* _GOAL OF THE EXERCISE_: Where does the word "title" show up in the records? Copy every line that has it.

···

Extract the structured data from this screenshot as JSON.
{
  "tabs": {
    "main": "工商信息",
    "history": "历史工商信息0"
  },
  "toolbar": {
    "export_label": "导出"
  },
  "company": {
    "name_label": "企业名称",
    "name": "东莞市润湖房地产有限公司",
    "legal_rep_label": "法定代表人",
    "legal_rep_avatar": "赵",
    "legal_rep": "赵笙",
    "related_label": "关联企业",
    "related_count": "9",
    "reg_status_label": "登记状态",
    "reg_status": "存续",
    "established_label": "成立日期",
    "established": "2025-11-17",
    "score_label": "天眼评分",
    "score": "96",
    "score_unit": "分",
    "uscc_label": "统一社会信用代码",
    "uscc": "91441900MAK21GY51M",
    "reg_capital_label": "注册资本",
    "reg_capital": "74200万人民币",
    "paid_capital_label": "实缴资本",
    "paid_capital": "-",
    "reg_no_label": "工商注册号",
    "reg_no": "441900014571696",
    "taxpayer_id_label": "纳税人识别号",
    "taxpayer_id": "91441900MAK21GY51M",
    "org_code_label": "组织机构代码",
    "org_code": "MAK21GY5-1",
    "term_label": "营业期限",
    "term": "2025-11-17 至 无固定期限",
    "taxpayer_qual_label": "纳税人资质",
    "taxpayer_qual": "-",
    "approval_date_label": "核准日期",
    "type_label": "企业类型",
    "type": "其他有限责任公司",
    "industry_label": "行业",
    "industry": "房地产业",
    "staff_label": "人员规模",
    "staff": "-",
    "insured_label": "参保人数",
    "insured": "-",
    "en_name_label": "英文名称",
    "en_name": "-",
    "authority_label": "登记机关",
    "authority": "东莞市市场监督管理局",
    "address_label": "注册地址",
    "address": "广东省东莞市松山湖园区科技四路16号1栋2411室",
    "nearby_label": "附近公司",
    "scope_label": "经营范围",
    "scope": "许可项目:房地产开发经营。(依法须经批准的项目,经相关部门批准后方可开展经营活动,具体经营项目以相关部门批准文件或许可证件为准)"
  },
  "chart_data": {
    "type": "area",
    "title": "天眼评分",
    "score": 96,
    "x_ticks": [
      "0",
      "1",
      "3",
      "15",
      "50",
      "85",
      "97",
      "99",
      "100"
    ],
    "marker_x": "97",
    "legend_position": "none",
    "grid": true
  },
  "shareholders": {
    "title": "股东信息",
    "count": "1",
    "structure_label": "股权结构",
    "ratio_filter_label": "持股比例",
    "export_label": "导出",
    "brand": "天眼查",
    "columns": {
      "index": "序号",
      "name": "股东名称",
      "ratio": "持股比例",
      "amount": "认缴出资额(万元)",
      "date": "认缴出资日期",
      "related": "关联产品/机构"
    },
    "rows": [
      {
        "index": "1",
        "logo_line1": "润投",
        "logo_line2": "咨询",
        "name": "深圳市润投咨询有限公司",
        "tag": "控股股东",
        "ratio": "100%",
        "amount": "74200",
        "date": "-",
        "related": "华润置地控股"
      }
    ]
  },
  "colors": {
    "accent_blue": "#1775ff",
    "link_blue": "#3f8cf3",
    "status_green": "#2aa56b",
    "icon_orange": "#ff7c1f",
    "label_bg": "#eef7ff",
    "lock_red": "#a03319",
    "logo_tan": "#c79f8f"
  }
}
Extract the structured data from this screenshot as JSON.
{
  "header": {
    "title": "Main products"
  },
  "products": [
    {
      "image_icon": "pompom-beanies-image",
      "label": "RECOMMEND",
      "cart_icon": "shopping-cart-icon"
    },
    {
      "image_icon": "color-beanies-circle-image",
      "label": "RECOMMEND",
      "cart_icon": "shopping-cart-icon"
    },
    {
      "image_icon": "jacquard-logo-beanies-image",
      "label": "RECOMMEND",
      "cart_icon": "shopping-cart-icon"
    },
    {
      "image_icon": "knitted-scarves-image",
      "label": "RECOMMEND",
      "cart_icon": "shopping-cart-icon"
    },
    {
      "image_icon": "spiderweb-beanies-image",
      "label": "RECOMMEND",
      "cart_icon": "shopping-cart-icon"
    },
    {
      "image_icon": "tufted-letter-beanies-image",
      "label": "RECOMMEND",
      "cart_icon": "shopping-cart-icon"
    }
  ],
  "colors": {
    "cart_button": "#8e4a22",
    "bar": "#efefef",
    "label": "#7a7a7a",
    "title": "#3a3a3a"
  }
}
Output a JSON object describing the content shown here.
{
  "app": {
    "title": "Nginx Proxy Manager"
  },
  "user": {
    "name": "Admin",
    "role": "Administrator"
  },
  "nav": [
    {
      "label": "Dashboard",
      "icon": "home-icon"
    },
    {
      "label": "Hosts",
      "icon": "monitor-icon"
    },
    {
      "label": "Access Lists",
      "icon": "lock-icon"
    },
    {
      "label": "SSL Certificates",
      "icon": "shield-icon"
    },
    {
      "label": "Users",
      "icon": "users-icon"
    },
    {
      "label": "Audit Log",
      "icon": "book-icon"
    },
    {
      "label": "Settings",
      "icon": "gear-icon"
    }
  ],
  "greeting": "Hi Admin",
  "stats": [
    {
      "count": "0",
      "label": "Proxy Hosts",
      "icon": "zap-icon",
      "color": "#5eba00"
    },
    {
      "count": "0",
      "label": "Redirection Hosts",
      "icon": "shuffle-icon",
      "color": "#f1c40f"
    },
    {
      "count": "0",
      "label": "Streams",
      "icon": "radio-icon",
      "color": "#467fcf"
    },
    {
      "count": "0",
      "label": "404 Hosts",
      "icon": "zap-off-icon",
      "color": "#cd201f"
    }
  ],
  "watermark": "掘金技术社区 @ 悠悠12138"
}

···

* _ANSWER SECTION_:
    "title": "天眼评分",
    "title": "股东信息",
    "title": "Main products"
    "title": "#3a3a3a"
    "title": "Nginx Proxy Manager"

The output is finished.